As with the original comic book, the order to take out Frank comes from on high, forcing our hero to work his way through the CIA all the way to the very top. Trying to stop him is company man William Cooper (Karl Urban), essentially a younger version of Frank Moses. And like Frank, Cooper is happy to do his job for his country, until he starts to realize he may be chasing the wrong “bad guys”. Of course, until he gets to that point, Cooper is running around with an endless army of CIA goons trying to kill Frank, Joe, Marvin, and Victoria. Joining in on the fun is Brian Cox, who is amusing throughout as the Russian equivalent of our retiree heroes. Ernest Borgnine has a brief but memorable cameo as the CIA’s records keeper, while Richard Dreyfuss, Julian McMahon, and Rebecca Pidgeon round out the cast as the film’s bureaucratic asshole bad guys faction.

It’s impossible to watch “Red” and realize just how different it is from Warren Ellis’ comic book of the same name. But once you accept the idea that Ellis’ story would never have gotten made as is as it made its way through the Hollywood studio system, then “Red” the movie is a lot easier to take in. It’s certainly a very amusing and entertaining time-waster, helped in no small part by winning performances from its main leads. Of the foursome, Willis is probably the only one who you expect to see running around New Orleans getting into shoot-outs with Karl Urban, but the very idea of setting up a high-caliber machinegun nest and letting Helen Mirren man it with a stone-cold expression is downright genius. I gotta admit, though, as much as Mirren makes an impression playing against type, John Malkovich as the LSD-overdosed, uber paranoid ex-spy steals the show from the first moment he shows up covered in camo and armed with a crossbow.
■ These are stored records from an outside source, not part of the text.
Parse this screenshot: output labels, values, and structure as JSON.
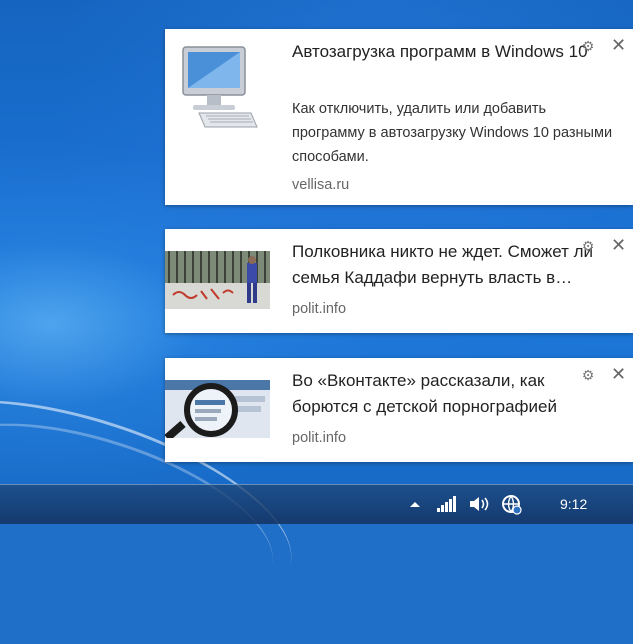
{
  "notifications": [
    {
      "title": "Автозагрузка программ в Windows 10",
      "body": "Как отключить, удалить или добавить программу в автозагрузку Windows 10 разными способами.",
      "source": "vellisa.ru",
      "image": "computer-icon"
    },
    {
      "title": "Полковника никто не ждет. Сможет ли семья Каддафи вернуть власть в…",
      "source": "polit.info",
      "image": "street-wall-photo"
    },
    {
      "title": "Во «Вконтакте» рассказали, как борются с детской порнографией",
      "source": "polit.info",
      "image": "magnifier-photo"
    }
  ],
  "taskbar": {
    "clock": "9:12",
    "tray_icons": [
      "chevron-up-icon",
      "signal-icon",
      "volume-icon",
      "network-icon"
    ]
  },
  "colors": {
    "desktop": "#1f6fc8",
    "toast_bg": "#ffffff",
    "source_text": "#666666"
  }
}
I’ll grant you that the script for “Red” is pretty shoddy at times, and the whole Government conspiracy that makes up the backbone of the plot is pretty, well, it’s downright generic and lazy work. Frankly, the whole movie could have come about because someone came up with the idea of handling Helen Mirren machineguns and watching the magic unfold onscreen. Of course, that wouldn’t really explain why Mirren’s Victoria doesn’t show up until almost halfway into the film. Director Robert Schwentke and his screenwriters did a smart thing to keep the film light and fun, especially in the first hour as Frank and Sarah evade capture and assassination attempts, their flight from death becoming a sort of warped first date. Mary-Louise Parker’s very expressive eyes and Bruce Willis’ taciturn, “been here, done that, don’t really care for the T-shirt” cool make the first hour a breezy ride, capped off with a wild and action-heavy second half.
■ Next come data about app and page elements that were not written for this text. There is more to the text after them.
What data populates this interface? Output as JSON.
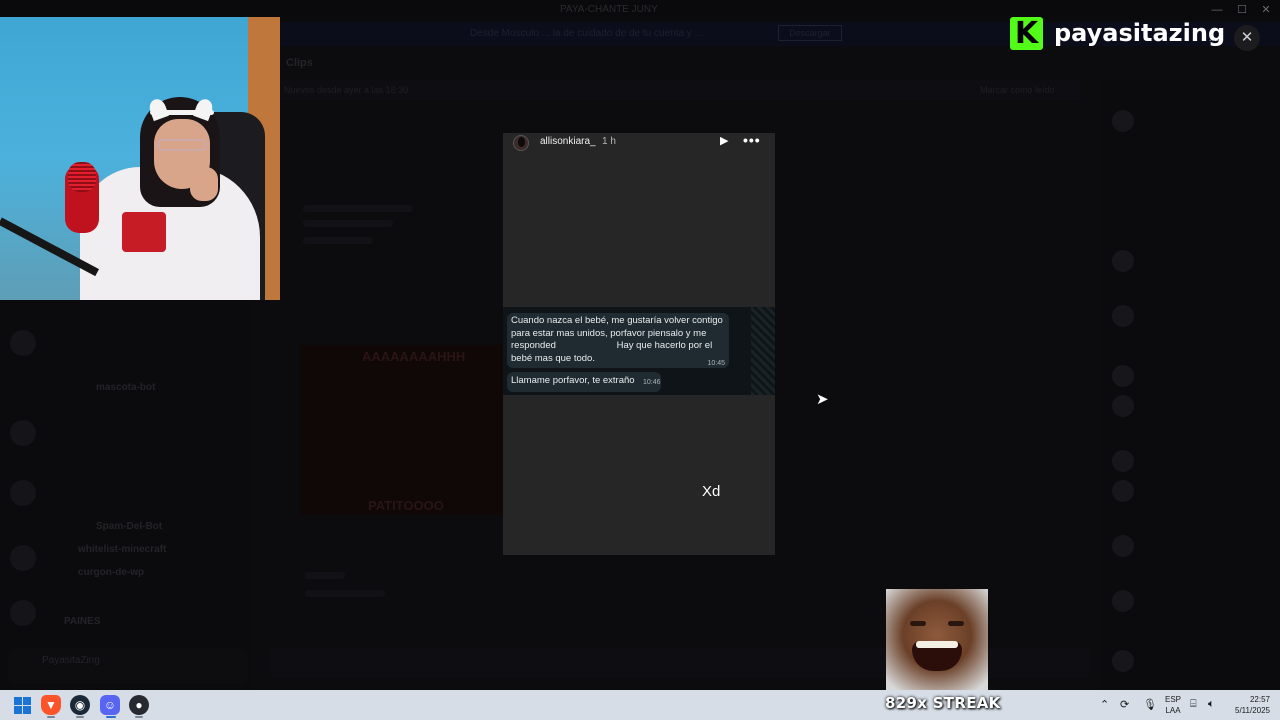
{
  "window": {
    "title": "PAYA-CHANTE JUNY",
    "banner_text": "Desde Mosculo ... la de cuidado de de tu cuenta y ...",
    "banner_button": "Descargar"
  },
  "background": {
    "channel_header": "Clips",
    "subbar_left": "Nuevos desde ayer a las 18:30",
    "subbar_right": "Marcar como leído",
    "channels": [
      "mascota-bot",
      "Spam-Del-Bot",
      "whitelist-minecraft",
      "curgon-de-wp",
      "PAINES"
    ],
    "meme_top": "AAAAAAAAHHH",
    "meme_bottom": "PATITOOOO",
    "user_panel_name": "PayasitaZing"
  },
  "overlay": {
    "brand_name": "payasitazing",
    "brand_logo_letter": "K",
    "close_label": "✕",
    "streak": "829x STREAK"
  },
  "story": {
    "username": "allisonkiara_",
    "time": "1 h",
    "play_icon": "▶",
    "more_icon": "•••",
    "messages": [
      {
        "text": "Cuando nazca el bebé, me gustaría volver contigo\npara estar mas unidos, porfavor piensalo y me\nresponded                       Hay que hacerlo por el\nbebé mas que todo.",
        "time": "10:45"
      },
      {
        "text": "Llamame porfavor, te extraño",
        "time": "10:46"
      }
    ],
    "caption": "Xd"
  },
  "taskbar": {
    "apps": [
      "windows-start",
      "brave",
      "steam",
      "discord",
      "obs"
    ],
    "lang_top": "ESP",
    "lang_bottom": "LAA",
    "clock_time": "22:57",
    "clock_date": "5/11/2025"
  },
  "colors": {
    "kick_green": "#53fc18",
    "story_bg": "#262626",
    "bubble": "#1f2b30",
    "taskbar": "#d6dde7"
  }
}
Honestly, if you go into “Red” expecting some serious conspiracy thriller, it’s really not the movie’s fault that you’ll leave disappointed. If you’ve seen any of the film’s trailers, or even read anything about it prior to buying your ticket, you must have known that this is a flight of fancy not to be taken seriously on any level. For God’s sake, Helen friggin Mirren is running around with an MP5 taking on a small army of Secret Service agents in a hotel kitchen. What else do you need to know about “Red”?
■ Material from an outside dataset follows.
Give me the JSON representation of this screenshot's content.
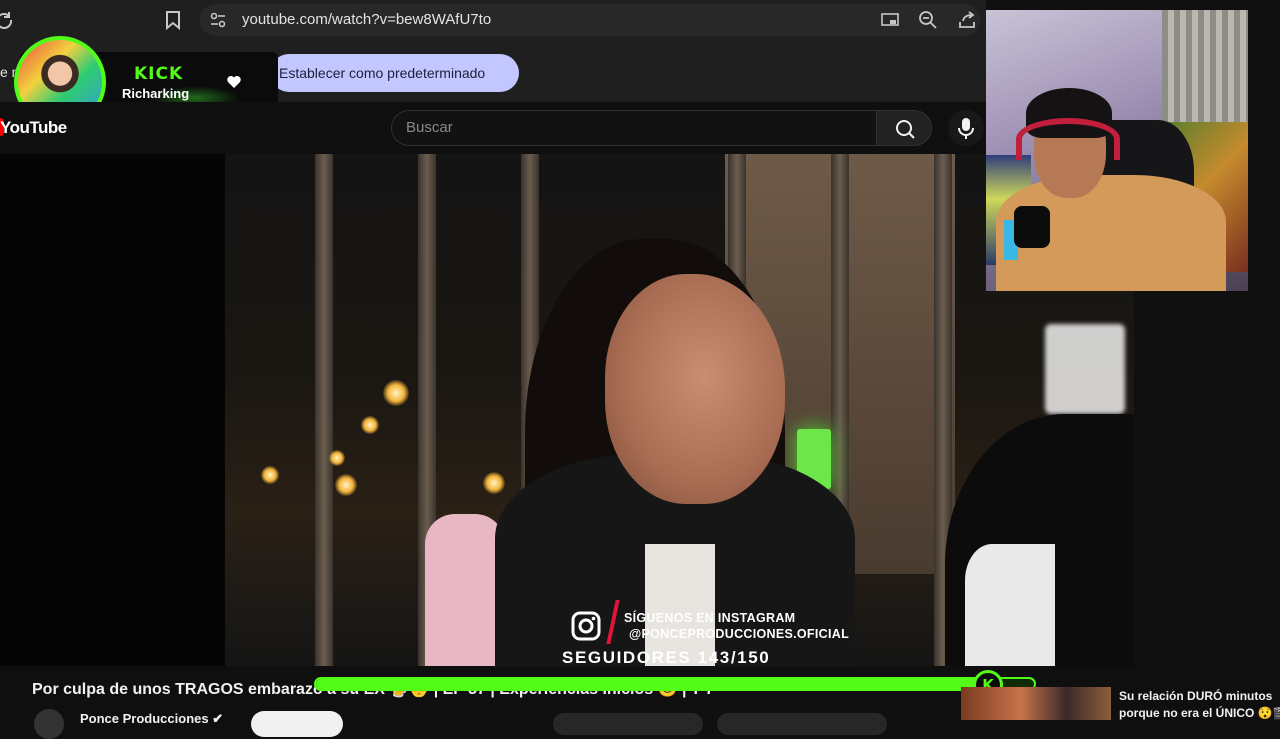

Robert Schwentke (director) / Jon Hoeber and Erich Hoeber (screenplay), Warren Ellis and Cully Hamner (comic book)
CAST: Bruce Willis … Frank Moses
Mary-Louise Parker … Sarah Ross
Karl Urban … William Cooper
Rebecca Pidgeon … Cynthia Wilkes
Morgan Freeman … Joe Matheson
Helen Mirren … Victoria
Brian Cox … Ivan Simanov
Ernest Borgnine … Henry, The Records Keeper
John Malkovich … Marvin Boggs
Julian McMahon … Robert Stanton


Buy Red on DVD